--- The input ---
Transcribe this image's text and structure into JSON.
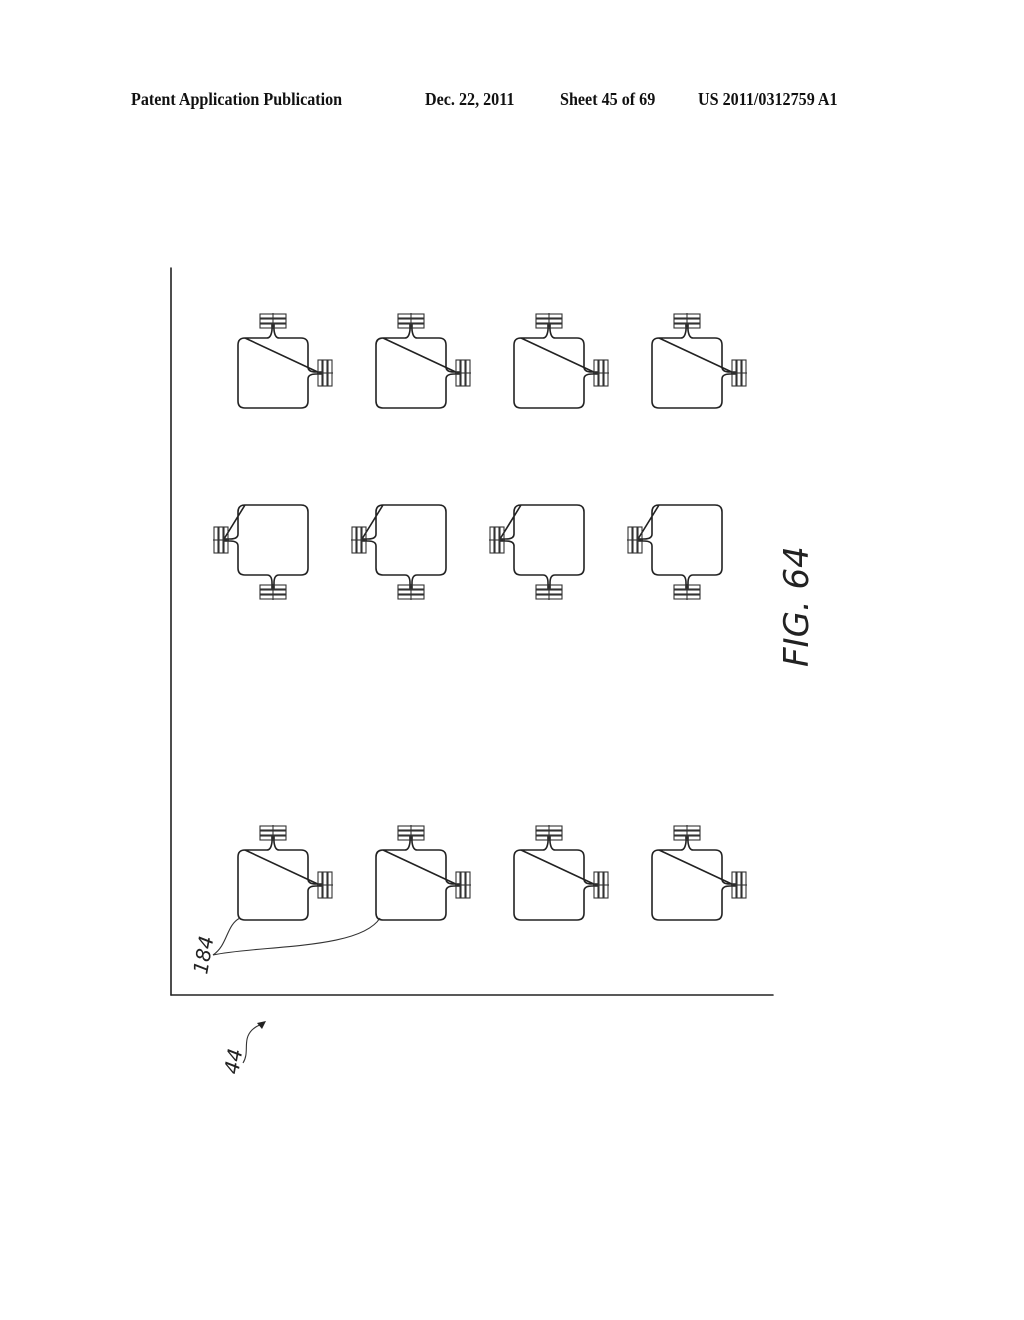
{
  "header": {
    "publication": "Patent Application Publication",
    "date": "Dec. 22, 2011",
    "sheet": "Sheet 45 of 69",
    "number": "US 2011/0312759 A1"
  },
  "figure": {
    "caption": "FIG. 64",
    "reference_labels": {
      "element": "184",
      "substrate": "44"
    },
    "rows": [
      {
        "name": "top-row",
        "orientation": "pads-top-right",
        "count": 4
      },
      {
        "name": "middle-row",
        "orientation": "pads-left-bottom",
        "count": 4
      },
      {
        "name": "bottom-row",
        "orientation": "pads-top-right",
        "count": 4
      }
    ]
  }
}
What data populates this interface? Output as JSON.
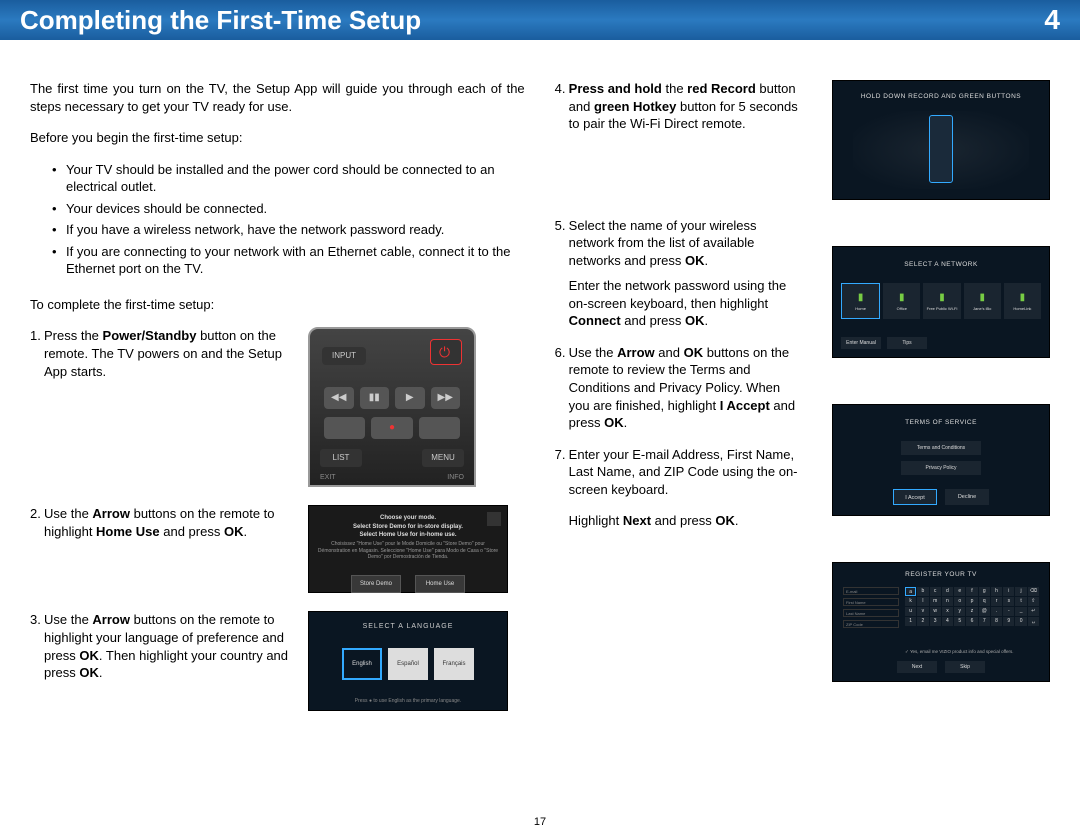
{
  "header": {
    "title": "Completing the First-Time Setup",
    "chapter": "4"
  },
  "intro": "The first time you turn on the TV, the Setup App will guide you through each of the steps necessary to get your TV ready for use.",
  "before_label": "Before you begin the first-time setup:",
  "before_items": [
    "Your TV should be installed and the power cord should be connected to an electrical outlet.",
    "Your devices should be connected.",
    "If you have a wireless network, have the network password ready.",
    "If you are connecting to your network with an Ethernet cable, connect it to the Ethernet port on the TV."
  ],
  "complete_label": "To complete the first-time setup:",
  "steps": {
    "s1": {
      "n": "1.",
      "a": "Press the ",
      "b": "Power/Standby",
      "c": " button on the remote. The TV powers on and the Setup App starts."
    },
    "s2": {
      "n": "2.",
      "a": "Use the ",
      "b": "Arrow",
      "c": " buttons on the remote to highlight ",
      "d": "Home Use",
      "e": " and press ",
      "f": "OK",
      "g": "."
    },
    "s3": {
      "n": "3.",
      "a": "Use the ",
      "b": "Arrow",
      "c": " buttons on the remote to highlight your language of preference and press ",
      "d": "OK",
      "e": ". Then highlight your country and press ",
      "f": "OK",
      "g": "."
    },
    "s4": {
      "n": "4.",
      "a": "Press and hold",
      "b": " the ",
      "c": "red Record",
      "d": " button and ",
      "e": "green Hotkey",
      "f": " button for 5 seconds to pair the Wi-Fi Direct remote."
    },
    "s5": {
      "n": "5.",
      "a": "Select the name of your wireless network from the list of available networks and press ",
      "b": "OK",
      "c": ".",
      "p2a": "Enter the network password using the on-screen keyboard, then highlight ",
      "p2b": "Connect",
      "p2c": " and press ",
      "p2d": "OK",
      "p2e": "."
    },
    "s6": {
      "n": "6.",
      "a": "Use the ",
      "b": "Arrow",
      "c": " and ",
      "d": "OK",
      "e": " buttons on the remote to review the Terms and Conditions and Privacy Policy. When you are finished, highlight ",
      "f": "I Accept",
      "g": " and press ",
      "h": "OK",
      "i": "."
    },
    "s7": {
      "n": "7.",
      "a": "Enter your E-mail Address, First Name, Last Name, and ZIP Code using the on-screen keyboard.",
      "p2a": "Highlight ",
      "p2b": "Next",
      "p2c": " and press ",
      "p2d": "OK",
      "p2e": "."
    }
  },
  "screens": {
    "remote": {
      "input": "INPUT",
      "list": "LIST",
      "menu": "MENU",
      "exit": "EXIT",
      "info": "INFO"
    },
    "mode": {
      "t1": "Choose your mode.",
      "t2": "Select Store Demo for in-store display.",
      "t3": "Select Home Use for in-home use.",
      "sub": "Choisissez \"Home Use\" pour le Mode Domicile ou \"Store Demo\" pour Démonstration en Magasin. Seleccione \"Home Use\" para Modo de Casa o \"Store Demo\" por Demostración de Tienda.",
      "b1": "Store Demo",
      "b2": "Home Use"
    },
    "lang": {
      "ttl": "SELECT A LANGUAGE",
      "o1": "English",
      "o2": "Español",
      "o3": "Français",
      "foot": "Press ● to use English as the primary language."
    },
    "pair": {
      "txt": "HOLD DOWN RECORD AND GREEN BUTTONS"
    },
    "net": {
      "ttl": "SELECT A NETWORK",
      "o1": "Home",
      "o2": "Office",
      "o3": "Free Public Wi-Fi",
      "o4": "Jane's iBo",
      "o5": "HomeLink",
      "f1": "Enter Manual",
      "f2": "Tips"
    },
    "tos": {
      "ttl": "TERMS OF SERVICE",
      "l1": "Terms and Conditions",
      "l2": "Privacy Policy",
      "b1": "I Accept",
      "b2": "Decline"
    },
    "reg": {
      "ttl": "REGISTER YOUR TV",
      "f1": "E-mail",
      "f2": "First Name",
      "f3": "Last Name",
      "f4": "ZIP Code",
      "chk": "Yes, email me VIZIO product info and special offers.",
      "b1": "Next",
      "b2": "Skip"
    }
  },
  "page_number": "17"
}
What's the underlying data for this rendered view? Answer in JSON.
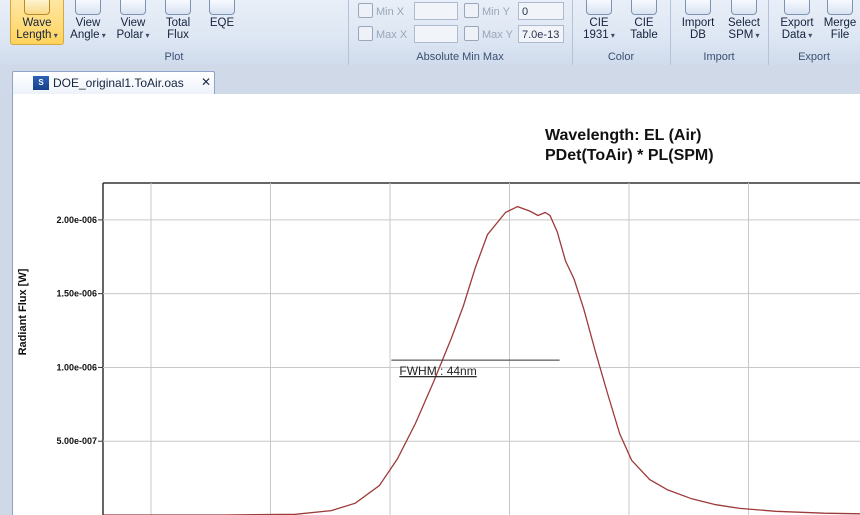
{
  "ribbon": {
    "plot_group": {
      "label": "Plot",
      "buttons": [
        {
          "line1": "Wave",
          "line2": "Length",
          "dropdown": true,
          "active": true
        },
        {
          "line1": "View",
          "line2": "Angle",
          "dropdown": true
        },
        {
          "line1": "View",
          "line2": "Polar",
          "dropdown": true
        },
        {
          "line1": "Total",
          "line2": "Flux",
          "dropdown": false
        },
        {
          "line1": "EQE",
          "line2": "",
          "dropdown": false
        }
      ]
    },
    "minmax_group": {
      "label": "Absolute Min Max",
      "min_x_label": "Min X",
      "max_x_label": "Max X",
      "min_y_label": "Min Y",
      "max_y_label": "Max Y",
      "min_x_value": "",
      "max_x_value": "",
      "min_y_value": "0",
      "max_y_value": "7.0e-13"
    },
    "color_group": {
      "label": "Color",
      "buttons": [
        {
          "line1": "CIE",
          "line2": "1931",
          "dropdown": true
        },
        {
          "line1": "CIE",
          "line2": "Table",
          "dropdown": false
        }
      ]
    },
    "import_group": {
      "label": "Import",
      "buttons": [
        {
          "line1": "Import",
          "line2": "DB",
          "dropdown": false
        },
        {
          "line1": "Select",
          "line2": "SPM",
          "dropdown": true
        }
      ]
    },
    "export_group": {
      "label": "Export",
      "buttons": [
        {
          "line1": "Export",
          "line2": "Data",
          "dropdown": true
        },
        {
          "line1": "Merge",
          "line2": "File",
          "dropdown": false
        }
      ]
    }
  },
  "document_tab": {
    "icon_text": "S",
    "name": "DOE_original1.ToAir.oas",
    "close": "✕"
  },
  "chart": {
    "title_line1": "Wavelength: EL (Air)",
    "title_line2": "PDet(ToAir) * PL(SPM)",
    "ylabel": "Radiant Flux [W]",
    "fwhm_label": "FWHM : 44nm",
    "line_color": "#9e3a3a"
  },
  "chart_data": {
    "type": "line",
    "title": "Wavelength: EL (Air) / PDet(ToAir) * PL(SPM)",
    "xlabel": "",
    "ylabel": "Radiant Flux [W]",
    "ytick_labels": [
      "5.00e-007",
      "1.00e-006",
      "1.50e-006",
      "2.00e-006"
    ],
    "yticks": [
      5e-07,
      1e-06,
      1.5e-06,
      2e-06
    ],
    "ylim": [
      0,
      2.25e-06
    ],
    "xlim": [
      0,
      6.3
    ],
    "x_grid_count": 6,
    "grid": true,
    "series": [
      {
        "values_x": [
          0.0,
          1.0,
          1.6,
          1.9,
          2.1,
          2.3,
          2.45,
          2.6,
          2.75,
          2.9,
          3.0,
          3.1,
          3.2,
          3.35,
          3.45,
          3.55,
          3.62,
          3.68,
          3.72,
          3.78,
          3.85,
          3.92,
          4.0,
          4.1,
          4.2,
          4.3,
          4.4,
          4.55,
          4.7,
          4.9,
          5.1,
          5.3,
          5.6,
          6.0,
          6.3
        ],
        "values_y": [
          0.0,
          0.0,
          5e-09,
          3e-08,
          8e-08,
          2e-07,
          3.8e-07,
          6.2e-07,
          9e-07,
          1.2e-06,
          1.42e-06,
          1.68e-06,
          1.9e-06,
          2.05e-06,
          2.09e-06,
          2.06e-06,
          2.03e-06,
          2.05e-06,
          2.03e-06,
          1.92e-06,
          1.72e-06,
          1.6e-06,
          1.4e-06,
          1.1e-06,
          8.2e-07,
          5.5e-07,
          3.7e-07,
          2.4e-07,
          1.7e-07,
          1.1e-07,
          7e-08,
          4.5e-08,
          2.5e-08,
          1.2e-08,
          8e-09
        ]
      }
    ],
    "fwhm": {
      "x_start": 2.4,
      "x_end": 3.8,
      "y": 1.05e-06
    }
  }
}
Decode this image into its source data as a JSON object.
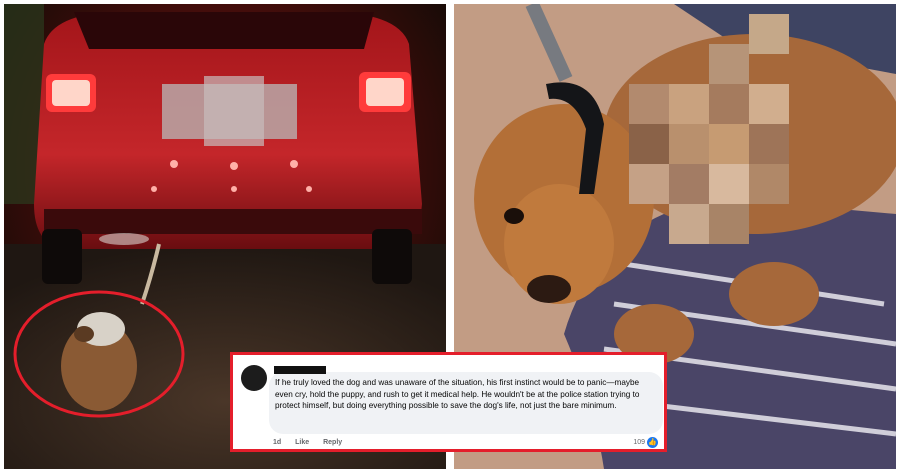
{
  "comment": {
    "text": "If he truly loved the dog and was unaware of the situation, his first instinct would be to panic—maybe even cry, hold the puppy, and rush to get it medical help. He wouldn't be at the police station trying to protect himself, but doing everything possible to save the dog's life, not just the bare minimum.",
    "time": "1d",
    "like_label": "Like",
    "reply_label": "Reply",
    "reaction_count": "109",
    "reaction_icon": "like-thumb-icon"
  },
  "colors": {
    "highlight_red": "#e41e2b",
    "facebook_blue": "#1877f2",
    "bubble_grey": "#f0f2f5"
  }
}
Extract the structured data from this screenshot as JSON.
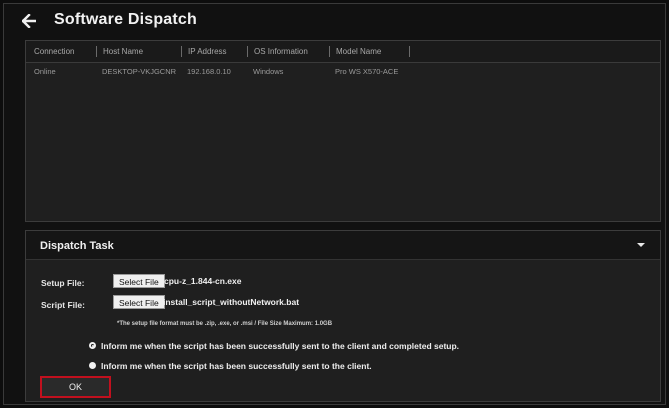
{
  "page": {
    "title": "Software Dispatch"
  },
  "table": {
    "columns": [
      "Connection",
      "Host Name",
      "IP Address",
      "OS Information",
      "Model Name"
    ],
    "rows": [
      [
        "Online",
        "DESKTOP-VKJGCNR",
        "192.168.0.10",
        "Windows",
        "Pro WS X570-ACE"
      ]
    ]
  },
  "task": {
    "title": "Dispatch Task",
    "setup_file": {
      "label": "Setup File:",
      "button": "Select File",
      "value": "cpu-z_1.844-cn.exe"
    },
    "script_file": {
      "label": "Script File:",
      "button": "Select File",
      "value": "install_script_withoutNetwork.bat"
    },
    "hint": "*The setup file format must be .zip, .exe, or .msi  /  File Size Maximum: 1.0GB",
    "options": [
      {
        "label": "Inform me when the script has been successfully sent to the client and completed setup.",
        "checked": true
      },
      {
        "label": "Inform me when the script has been successfully sent to the client.",
        "checked": false
      }
    ],
    "ok_label": "OK"
  },
  "colors": {
    "ok_border": "#c1101e",
    "background": "#111111",
    "panel": "#1f1f1f"
  }
}
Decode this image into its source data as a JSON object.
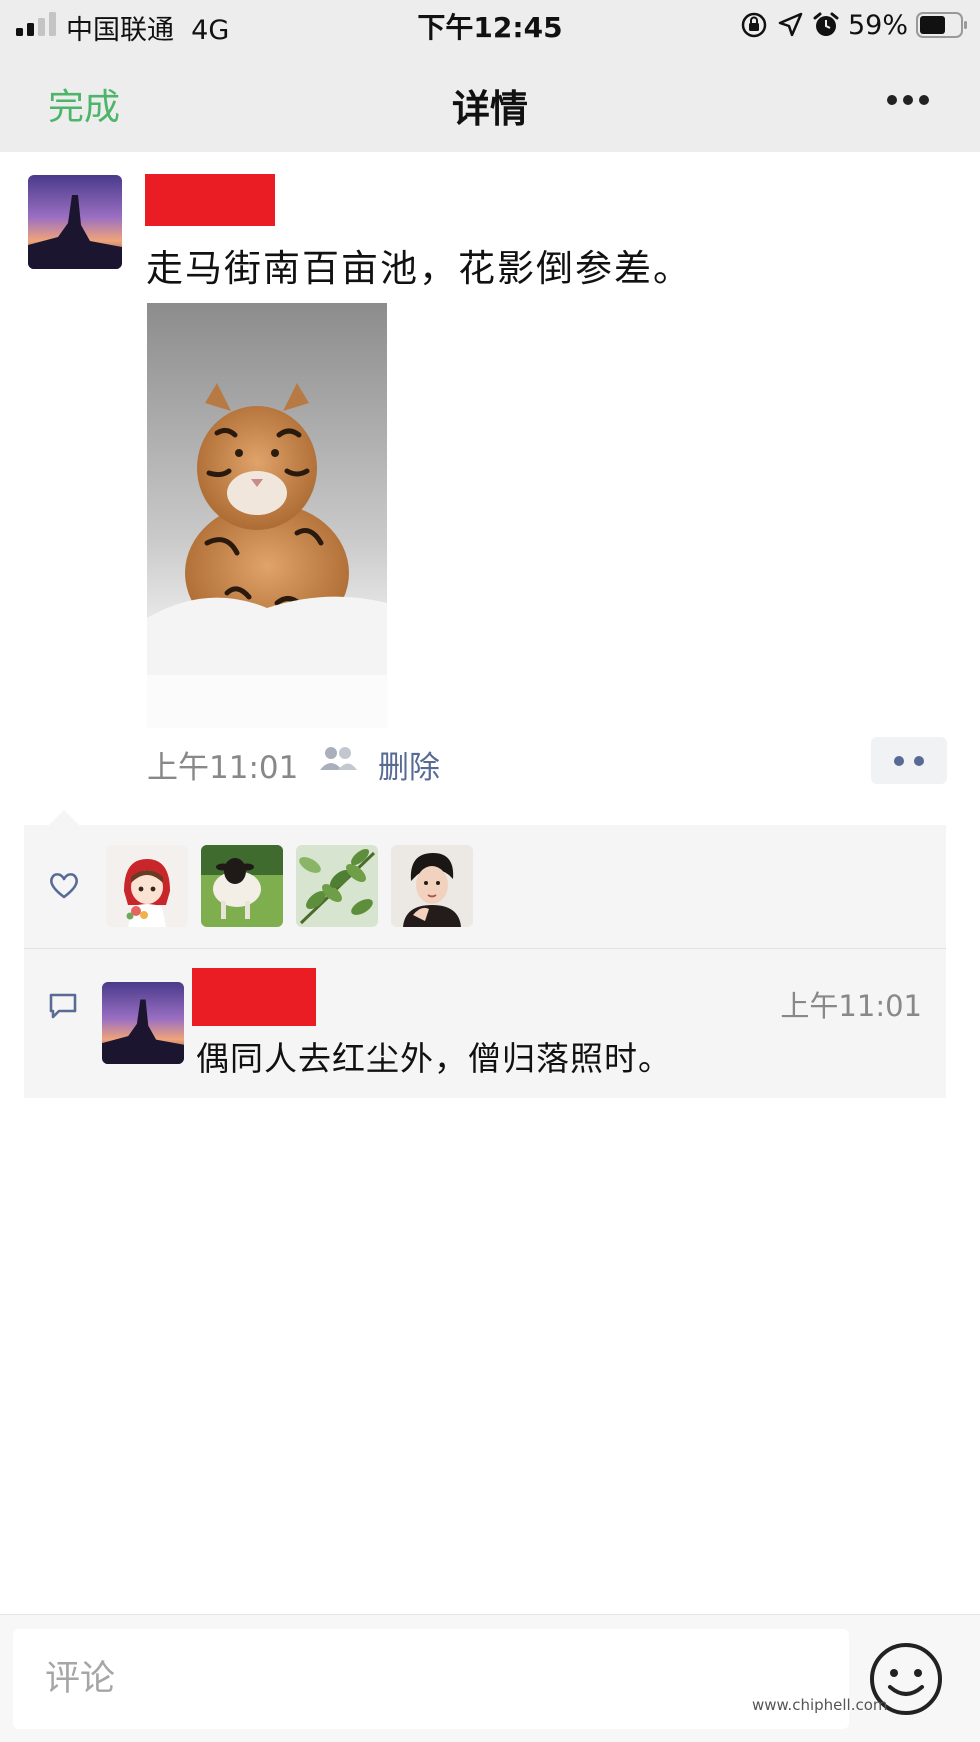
{
  "status_bar": {
    "carrier": "中国联通",
    "network": "4G",
    "time": "下午12:45",
    "battery_percent": "59%"
  },
  "nav": {
    "done_label": "完成",
    "title": "详情"
  },
  "post": {
    "text": "走马街南百亩池，花影倒参差。",
    "time": "上午11:01",
    "delete_label": "删除"
  },
  "likes": {
    "avatars": [
      "girl-avatar",
      "sheep-avatar",
      "leaves-avatar",
      "woman-avatar"
    ]
  },
  "comments": [
    {
      "time": "上午11:01",
      "text": "偶同人去红尘外，僧归落照时。"
    }
  ],
  "comment_bar": {
    "placeholder": "评论"
  },
  "watermark": "www.chiphell.com",
  "colors": {
    "accent_green": "#4db56a",
    "link_blue": "#576b95",
    "redaction": "#ea1c24"
  }
}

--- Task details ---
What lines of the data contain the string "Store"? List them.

--- Answer to this exercise ---
      "t2": "Select Store Demo for in-store display.",
      "sub": "Choisissez \"Home Use\" pour le Mode Domicile ou \"Store Demo\" pour Démonstration en Magasin. Seleccione \"Home Use\" para Modo de Casa o \"Store Demo\" por Demostración de Tienda.",
      "b1": "Store Demo",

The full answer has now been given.